She fears that a cyber hack could impact the results of the upcoming general election.
“With Wikileaks and the Russians, and there’s so much going on, much going on as far as the internet goes.”
With only two weeks until Election Day, officials are trying to calm those worries.
“Everybody should feel confident that none of the voting equipment or any of the equipment used to tabulate votes is connected to the internet in any way. None of the voting machines are even networked to each other,” said Trumbull County Board of Elections Director Stephanie Penrose.
She says representatives with the Secretary of State’s Office made the rounds last week, visiting all of Ohio’s 88 counties. They checked to see that the servers responsible for counting the votes aren’t connected to the internet.
“I think with all the rumors and distrust floating around, it was a really good idea to verify that,” Love said.

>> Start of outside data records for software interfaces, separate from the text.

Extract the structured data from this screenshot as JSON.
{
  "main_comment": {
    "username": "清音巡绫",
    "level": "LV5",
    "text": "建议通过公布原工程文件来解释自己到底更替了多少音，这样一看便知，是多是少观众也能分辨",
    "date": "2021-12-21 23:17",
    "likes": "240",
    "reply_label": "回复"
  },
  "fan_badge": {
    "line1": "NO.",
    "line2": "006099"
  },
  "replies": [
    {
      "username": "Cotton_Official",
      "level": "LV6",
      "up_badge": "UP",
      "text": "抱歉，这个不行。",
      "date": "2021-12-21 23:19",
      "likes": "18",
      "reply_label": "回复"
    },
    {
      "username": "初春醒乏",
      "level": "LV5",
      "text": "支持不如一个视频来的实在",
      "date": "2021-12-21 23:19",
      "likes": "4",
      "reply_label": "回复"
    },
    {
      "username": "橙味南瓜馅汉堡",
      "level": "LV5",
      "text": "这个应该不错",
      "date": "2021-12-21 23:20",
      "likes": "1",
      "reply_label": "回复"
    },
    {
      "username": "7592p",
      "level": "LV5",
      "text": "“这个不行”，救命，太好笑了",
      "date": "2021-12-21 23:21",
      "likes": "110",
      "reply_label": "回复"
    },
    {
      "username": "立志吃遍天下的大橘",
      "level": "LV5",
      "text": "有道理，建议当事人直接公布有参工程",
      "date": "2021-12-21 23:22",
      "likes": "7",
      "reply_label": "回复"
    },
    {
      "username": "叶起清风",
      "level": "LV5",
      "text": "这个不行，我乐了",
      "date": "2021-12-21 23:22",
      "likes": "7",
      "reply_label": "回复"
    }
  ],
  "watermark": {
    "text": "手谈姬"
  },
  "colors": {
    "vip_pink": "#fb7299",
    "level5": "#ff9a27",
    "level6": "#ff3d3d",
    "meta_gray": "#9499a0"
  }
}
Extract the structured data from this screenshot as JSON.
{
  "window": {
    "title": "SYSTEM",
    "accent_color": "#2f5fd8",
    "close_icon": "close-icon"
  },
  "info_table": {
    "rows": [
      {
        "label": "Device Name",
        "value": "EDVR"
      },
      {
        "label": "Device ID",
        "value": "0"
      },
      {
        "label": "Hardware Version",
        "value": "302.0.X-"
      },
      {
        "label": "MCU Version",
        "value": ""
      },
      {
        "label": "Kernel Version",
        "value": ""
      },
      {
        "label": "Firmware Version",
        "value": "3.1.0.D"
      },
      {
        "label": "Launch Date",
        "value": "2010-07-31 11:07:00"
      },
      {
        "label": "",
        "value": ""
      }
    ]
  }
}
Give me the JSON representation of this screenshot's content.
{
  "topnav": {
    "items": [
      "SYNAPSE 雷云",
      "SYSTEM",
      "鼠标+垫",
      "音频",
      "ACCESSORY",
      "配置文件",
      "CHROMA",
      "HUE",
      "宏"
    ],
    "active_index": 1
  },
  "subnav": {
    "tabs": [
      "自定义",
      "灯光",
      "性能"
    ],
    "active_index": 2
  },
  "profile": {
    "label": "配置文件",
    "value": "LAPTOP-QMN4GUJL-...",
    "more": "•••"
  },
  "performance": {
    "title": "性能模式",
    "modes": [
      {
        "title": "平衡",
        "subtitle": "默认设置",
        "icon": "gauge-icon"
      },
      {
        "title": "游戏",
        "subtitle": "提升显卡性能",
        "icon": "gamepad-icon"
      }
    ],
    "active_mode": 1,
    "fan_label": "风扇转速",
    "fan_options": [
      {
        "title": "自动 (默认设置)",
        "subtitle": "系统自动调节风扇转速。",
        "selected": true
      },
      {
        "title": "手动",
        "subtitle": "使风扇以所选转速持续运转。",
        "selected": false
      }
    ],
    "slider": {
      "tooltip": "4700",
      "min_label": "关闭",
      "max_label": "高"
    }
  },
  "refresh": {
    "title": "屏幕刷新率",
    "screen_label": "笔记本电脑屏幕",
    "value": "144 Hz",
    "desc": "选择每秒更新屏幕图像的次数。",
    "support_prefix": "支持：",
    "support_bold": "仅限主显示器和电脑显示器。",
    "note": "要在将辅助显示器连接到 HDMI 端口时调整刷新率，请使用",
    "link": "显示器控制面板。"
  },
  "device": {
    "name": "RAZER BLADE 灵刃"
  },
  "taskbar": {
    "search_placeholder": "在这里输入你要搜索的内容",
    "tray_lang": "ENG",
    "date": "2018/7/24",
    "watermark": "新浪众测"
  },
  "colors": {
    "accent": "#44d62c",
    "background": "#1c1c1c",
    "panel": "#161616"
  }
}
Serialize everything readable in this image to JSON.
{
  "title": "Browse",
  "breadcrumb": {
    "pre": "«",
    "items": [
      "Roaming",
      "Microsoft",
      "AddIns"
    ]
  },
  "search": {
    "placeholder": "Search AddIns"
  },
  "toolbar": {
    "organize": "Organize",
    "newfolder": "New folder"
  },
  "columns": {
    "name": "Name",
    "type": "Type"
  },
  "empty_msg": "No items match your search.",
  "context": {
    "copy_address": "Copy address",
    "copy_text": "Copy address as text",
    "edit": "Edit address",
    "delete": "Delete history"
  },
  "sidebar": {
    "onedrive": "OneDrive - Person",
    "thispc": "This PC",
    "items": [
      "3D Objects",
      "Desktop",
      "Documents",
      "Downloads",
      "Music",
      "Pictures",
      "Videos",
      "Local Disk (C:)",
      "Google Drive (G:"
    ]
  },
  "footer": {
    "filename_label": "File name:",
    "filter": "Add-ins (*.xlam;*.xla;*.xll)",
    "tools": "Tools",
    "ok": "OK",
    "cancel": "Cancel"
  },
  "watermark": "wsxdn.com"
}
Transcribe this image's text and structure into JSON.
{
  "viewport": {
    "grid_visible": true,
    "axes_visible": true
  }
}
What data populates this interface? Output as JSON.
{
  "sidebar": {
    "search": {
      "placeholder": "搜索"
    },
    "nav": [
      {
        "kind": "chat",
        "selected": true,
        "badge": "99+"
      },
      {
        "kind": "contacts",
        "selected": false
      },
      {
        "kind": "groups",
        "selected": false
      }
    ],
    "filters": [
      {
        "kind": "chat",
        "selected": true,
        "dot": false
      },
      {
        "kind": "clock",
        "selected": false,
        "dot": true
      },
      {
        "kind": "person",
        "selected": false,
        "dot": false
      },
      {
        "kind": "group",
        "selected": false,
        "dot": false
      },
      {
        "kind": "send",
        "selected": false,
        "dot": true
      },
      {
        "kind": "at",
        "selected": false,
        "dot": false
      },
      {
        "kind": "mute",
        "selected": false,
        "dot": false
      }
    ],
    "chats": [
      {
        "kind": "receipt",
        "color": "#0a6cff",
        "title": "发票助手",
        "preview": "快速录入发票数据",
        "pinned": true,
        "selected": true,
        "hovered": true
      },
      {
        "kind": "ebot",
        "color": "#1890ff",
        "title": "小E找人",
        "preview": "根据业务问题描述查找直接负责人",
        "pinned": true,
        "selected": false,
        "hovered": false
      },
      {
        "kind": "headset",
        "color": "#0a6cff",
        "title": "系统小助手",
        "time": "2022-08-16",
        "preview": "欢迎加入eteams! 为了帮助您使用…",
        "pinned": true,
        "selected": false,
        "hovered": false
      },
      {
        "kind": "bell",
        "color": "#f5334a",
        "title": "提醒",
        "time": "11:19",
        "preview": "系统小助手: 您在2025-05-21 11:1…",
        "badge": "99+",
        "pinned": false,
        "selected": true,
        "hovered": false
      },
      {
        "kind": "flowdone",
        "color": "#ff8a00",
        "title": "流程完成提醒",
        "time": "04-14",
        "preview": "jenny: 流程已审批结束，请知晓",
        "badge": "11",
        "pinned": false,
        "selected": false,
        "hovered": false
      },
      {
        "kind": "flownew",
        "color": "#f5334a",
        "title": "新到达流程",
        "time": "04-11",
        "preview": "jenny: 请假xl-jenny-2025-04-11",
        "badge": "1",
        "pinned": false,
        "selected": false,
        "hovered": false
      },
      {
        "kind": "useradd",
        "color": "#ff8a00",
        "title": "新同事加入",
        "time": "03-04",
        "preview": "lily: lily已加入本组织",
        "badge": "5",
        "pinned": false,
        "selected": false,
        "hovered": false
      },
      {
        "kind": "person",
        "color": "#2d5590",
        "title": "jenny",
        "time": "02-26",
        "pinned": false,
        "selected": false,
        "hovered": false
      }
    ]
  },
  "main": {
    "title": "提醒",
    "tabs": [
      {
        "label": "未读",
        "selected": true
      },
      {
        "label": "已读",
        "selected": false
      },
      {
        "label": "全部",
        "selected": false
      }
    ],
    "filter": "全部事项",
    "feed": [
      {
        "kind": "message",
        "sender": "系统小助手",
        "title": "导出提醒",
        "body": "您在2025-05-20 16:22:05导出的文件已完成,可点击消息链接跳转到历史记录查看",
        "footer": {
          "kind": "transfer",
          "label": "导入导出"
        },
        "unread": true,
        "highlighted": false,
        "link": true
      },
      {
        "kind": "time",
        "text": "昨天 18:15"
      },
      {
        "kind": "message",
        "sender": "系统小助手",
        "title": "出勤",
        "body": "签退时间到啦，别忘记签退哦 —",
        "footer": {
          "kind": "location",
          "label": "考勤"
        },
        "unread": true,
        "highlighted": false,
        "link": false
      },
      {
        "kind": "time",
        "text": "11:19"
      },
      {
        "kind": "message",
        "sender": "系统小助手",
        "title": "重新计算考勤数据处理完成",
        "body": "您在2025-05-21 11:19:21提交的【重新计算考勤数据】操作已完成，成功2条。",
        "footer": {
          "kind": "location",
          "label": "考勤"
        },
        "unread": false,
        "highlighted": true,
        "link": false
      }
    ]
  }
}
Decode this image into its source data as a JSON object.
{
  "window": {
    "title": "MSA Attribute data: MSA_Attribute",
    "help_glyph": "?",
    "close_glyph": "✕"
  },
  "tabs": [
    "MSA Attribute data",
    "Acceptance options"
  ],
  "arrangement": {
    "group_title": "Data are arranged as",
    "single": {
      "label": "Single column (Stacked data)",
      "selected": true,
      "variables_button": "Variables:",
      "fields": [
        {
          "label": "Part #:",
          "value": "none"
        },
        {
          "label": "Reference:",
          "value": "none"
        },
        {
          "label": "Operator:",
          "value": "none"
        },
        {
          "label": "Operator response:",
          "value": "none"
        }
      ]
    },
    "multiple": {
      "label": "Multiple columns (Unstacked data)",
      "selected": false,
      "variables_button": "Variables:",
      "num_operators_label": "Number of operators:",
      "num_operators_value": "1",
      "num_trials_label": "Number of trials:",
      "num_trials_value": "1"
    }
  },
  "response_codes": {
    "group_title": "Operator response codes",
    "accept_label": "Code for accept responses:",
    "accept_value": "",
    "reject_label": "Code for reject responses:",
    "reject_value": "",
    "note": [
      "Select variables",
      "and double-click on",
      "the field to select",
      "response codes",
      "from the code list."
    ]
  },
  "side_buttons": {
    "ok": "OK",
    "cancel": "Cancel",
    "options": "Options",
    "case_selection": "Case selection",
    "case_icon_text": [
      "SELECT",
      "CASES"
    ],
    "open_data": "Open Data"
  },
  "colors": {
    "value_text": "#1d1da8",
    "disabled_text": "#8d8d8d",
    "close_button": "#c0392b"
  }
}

Penrose says in her 14 years working with the board of elections, this is the first time she’s seen a check like that. She thinks that knowing the tabulation machines aren’t connected to the internet will help calm voters down.